Austin Gillette is the 33-year-old chairman of three Indian tribes on the Fort Berthold Reservation in North Dakota."We have coal and oil and water, and they want me," he said, raising his eyebrows in step with his grin. "Energy companies."
And not just energy companies. Official Washington was also making a nice little turnout yesterday for the Council of Energy Resource Tribes (CERT), a group of 25 American Indian tribes formed five years ago to develop and protect gold mine of natural resources tucked into the soil of their reservations.

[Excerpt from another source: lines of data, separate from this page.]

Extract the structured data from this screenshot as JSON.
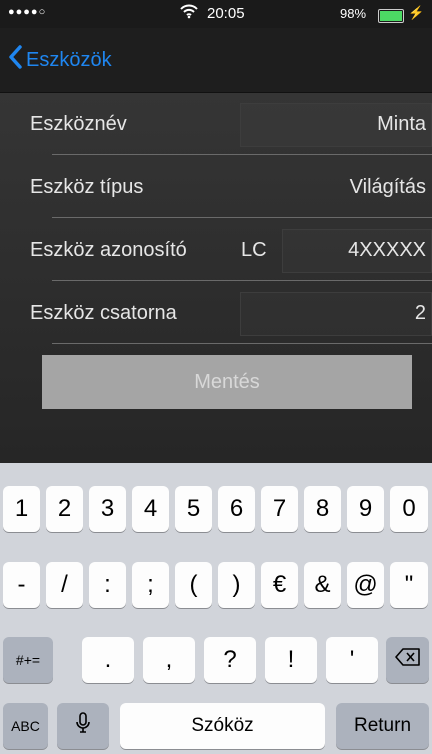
{
  "status_bar": {
    "signal": "●●●●○",
    "time": "20:05",
    "battery_percent": "98%",
    "battery_color": "#4cd964"
  },
  "navbar": {
    "back_label": "Eszközök",
    "accent_color": "#1f86f0"
  },
  "form": {
    "rows": [
      {
        "label": "Eszköznév",
        "value": "Minta"
      },
      {
        "label": "Eszköz típus",
        "value": "Világítás"
      },
      {
        "label": "Eszköz azonosító",
        "prefix": "LC",
        "value": "4XXXXX"
      },
      {
        "label": "Eszköz csatorna",
        "value": "2"
      }
    ],
    "save_label": "Mentés"
  },
  "keyboard": {
    "row1": [
      "1",
      "2",
      "3",
      "4",
      "5",
      "6",
      "7",
      "8",
      "9",
      "0"
    ],
    "row2": [
      "-",
      "/",
      ":",
      ";",
      "(",
      ")",
      "€",
      "&",
      "@",
      "\""
    ],
    "row3_toggle": "#+=",
    "row3": [
      ".",
      ",",
      "?",
      "!",
      "'"
    ],
    "delete_icon": "backspace-icon",
    "abc_label": "ABC",
    "mic_icon": "microphone-icon",
    "space_label": "Szóköz",
    "return_label": "Return"
  }
}
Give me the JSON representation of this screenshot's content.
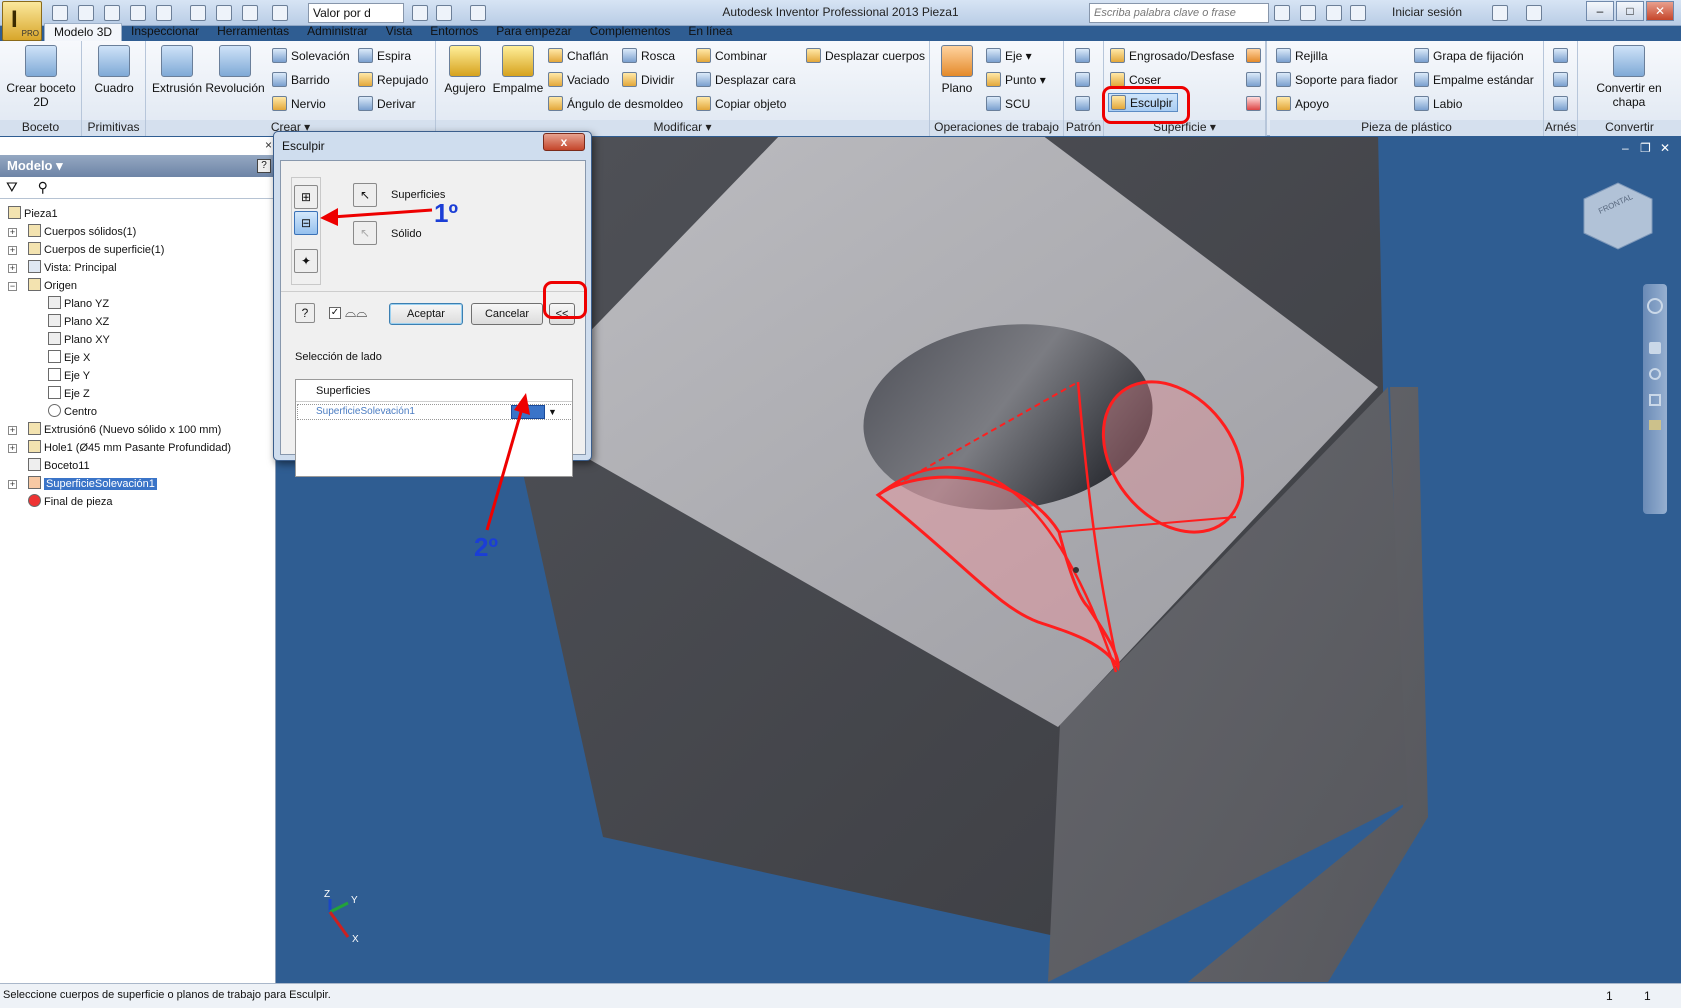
{
  "window": {
    "title": "Autodesk Inventor Professional 2013    Pieza1",
    "appearance_value": "Valor por d",
    "search_placeholder": "Escriba palabra clave o frase",
    "signin": "Iniciar sesión",
    "app_badge": "PRO"
  },
  "tabs": [
    "Modelo 3D",
    "Inspeccionar",
    "Herramientas",
    "Administrar",
    "Vista",
    "Entornos",
    "Para empezar",
    "Complementos",
    "En línea"
  ],
  "ribbon": {
    "boceto": {
      "title": "Boceto",
      "btn": "Crear boceto 2D"
    },
    "primitivas": {
      "title": "Primitivas",
      "btn": "Cuadro"
    },
    "crear": {
      "title": "Crear",
      "extrusion": "Extrusión",
      "revolucion": "Revolución",
      "small": [
        "Solevación",
        "Barrido",
        "Nervio",
        "Espira",
        "Repujado",
        "Derivar"
      ]
    },
    "modificar": {
      "title": "Modificar",
      "agujero": "Agujero",
      "empalme": "Empalme",
      "col1": [
        "Chaflán",
        "Vaciado",
        "Ángulo de desmoldeo"
      ],
      "col2": [
        "Rosca",
        "Dividir"
      ],
      "col3": [
        "Combinar",
        "Desplazar cara",
        "Copiar objeto"
      ],
      "col4": [
        "Desplazar cuerpos"
      ]
    },
    "operaciones": {
      "title": "Operaciones de trabajo",
      "plano": "Plano",
      "small": [
        "Eje",
        "Punto",
        "SCU"
      ]
    },
    "patron": {
      "title": "Patrón"
    },
    "superficie": {
      "title": "Superficie",
      "items": [
        "Engrosado/Desfase",
        "Coser",
        "Esculpir"
      ]
    },
    "plastico": {
      "title": "Pieza de plástico",
      "col1": [
        "Rejilla",
        "Soporte para fiador",
        "Apoyo"
      ],
      "col2": [
        "Grapa de fijación",
        "Empalme estándar",
        "Labio"
      ]
    },
    "arnes": {
      "title": "Arnés"
    },
    "convertir": {
      "title": "Convertir",
      "btn": "Convertir en chapa"
    }
  },
  "browser": {
    "header": "Modelo",
    "nodes": [
      {
        "label": "Pieza1"
      },
      {
        "label": "Cuerpos sólidos(1)"
      },
      {
        "label": "Cuerpos de superficie(1)"
      },
      {
        "label": "Vista: Principal"
      },
      {
        "label": "Origen"
      },
      {
        "label": "Plano YZ"
      },
      {
        "label": "Plano XZ"
      },
      {
        "label": "Plano XY"
      },
      {
        "label": "Eje X"
      },
      {
        "label": "Eje Y"
      },
      {
        "label": "Eje Z"
      },
      {
        "label": "Centro"
      },
      {
        "label": "Extrusión6 (Nuevo sólido x 100 mm)"
      },
      {
        "label": "Hole1 (Ø45 mm Pasante Profundidad)"
      },
      {
        "label": "Boceto11"
      },
      {
        "label": "SuperficieSolevación1"
      },
      {
        "label": "Final de pieza"
      }
    ]
  },
  "dialog": {
    "title": "Esculpir",
    "superficies": "Superficies",
    "solido": "Sólido",
    "aceptar": "Aceptar",
    "cancelar": "Cancelar",
    "more": "<<",
    "close": "x",
    "side_section": "Selección de lado",
    "grid_header": "Superficies",
    "grid_row": "SuperficieSolevación1"
  },
  "annotations": {
    "first": "1º",
    "second": "2º"
  },
  "viewcube": "FRONTAL",
  "axes": {
    "x": "X",
    "y": "Y",
    "z": "Z"
  },
  "status": {
    "message": "Seleccione cuerpos de superficie o planos de trabajo para Esculpir.",
    "count1": "1",
    "count2": "1"
  },
  "colors": {
    "viewport_bg": "#2f5d92",
    "highlight": "#e00000",
    "annotation_blue": "#1b3ed6"
  }
}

Jacketed waiters whisked through the foyer of the vice president's residence carrying silver platters. There was a deputy secretary here (John Sawhill of Energy) and a congressman there (Morris Udall of Arizona). Outside there was an actual secretary (Interior's Cecil Andrus) to greet guests -- tribal chairmen from the West, CERT staff from Washington -- as they arrived in the early evening sun.And of course there was the host, Joan Mondale, whose husband, the vice president, would have been hosting also if he hadn't had to go off campaigning.
The occasion was the two-day annual board meeting of CERT that begins today. Sen. Pete Domenici (R-N.M.), representing Ronald Reagan, will speak at lunch. John Anderson will speak at tomorrow's lunch. Energy Secretary Charles Duncan will speak tomorrow morning.
So did this big reception make Peter MacDonald -- the aggressive, well-tailored Navajo tribal governor and wunderkind behind CERT -- feel better than he has in the past?
"To some extent," he said, smiling. "It was very good of the vice president and his wife to do this. It gives us a feeling of respect. But we still have a great deal of differences and bones to pick with the Department of Interior and the Bureau of the Interior -- which for 100 years have continued to promote and perpetuate paternalism."
Peeking out under the cuff of MacDonald's conserverative suit was a digital watch on a wide gold bracelet dotted with chunks of turquoise. Some of the Indians came in braids and some in hats they were reluctant to check. Others -- some now working in Washington -- came in suits and blow-dried hair, the telltale sign of having reached Eastern officialdom. MacDonald spied a smiling friend in a three-piece suit.
"Chairman," MacDonald said, placing a hand on his friend's shoulder and introducing him. "This is Chairman Earl Old Person. Chairman of the Blackfeet Tribe. They have oil and gas." Earl Old Person handed over his card, complete with picture of him in headdress.
"What time do the meetings start tomorrow?" Old Person asked.
"Nine a.m.," MacDonald replied. "Indian time -- probably 9:15."
MacDonald, polished and calm, energetically dipped a spring roll from the buffet into the sauce and answered a question about the Department of Interior's promised funds to help CERT develop energy production. "Let me tell you about that one million dollars the Department of Interior promised us. We haven't gotten a penny of it."
Later, Richard Stone, from the Department of Energy, commented soberly, "As far as we know, that commitment will be honored and it's important to us that it is honored."
Udall walked down the steps onto the winding driveway of the vice president's house. "The railroads, the coal companies are getting rich," he said. "[The Indians] have got to get their fair share. You know, the Navajos have the worst-looking land of all the reservations -- it's barren, flat, no rain. It's turned out to be some of the richest in resources. The joke was on the non-Indians."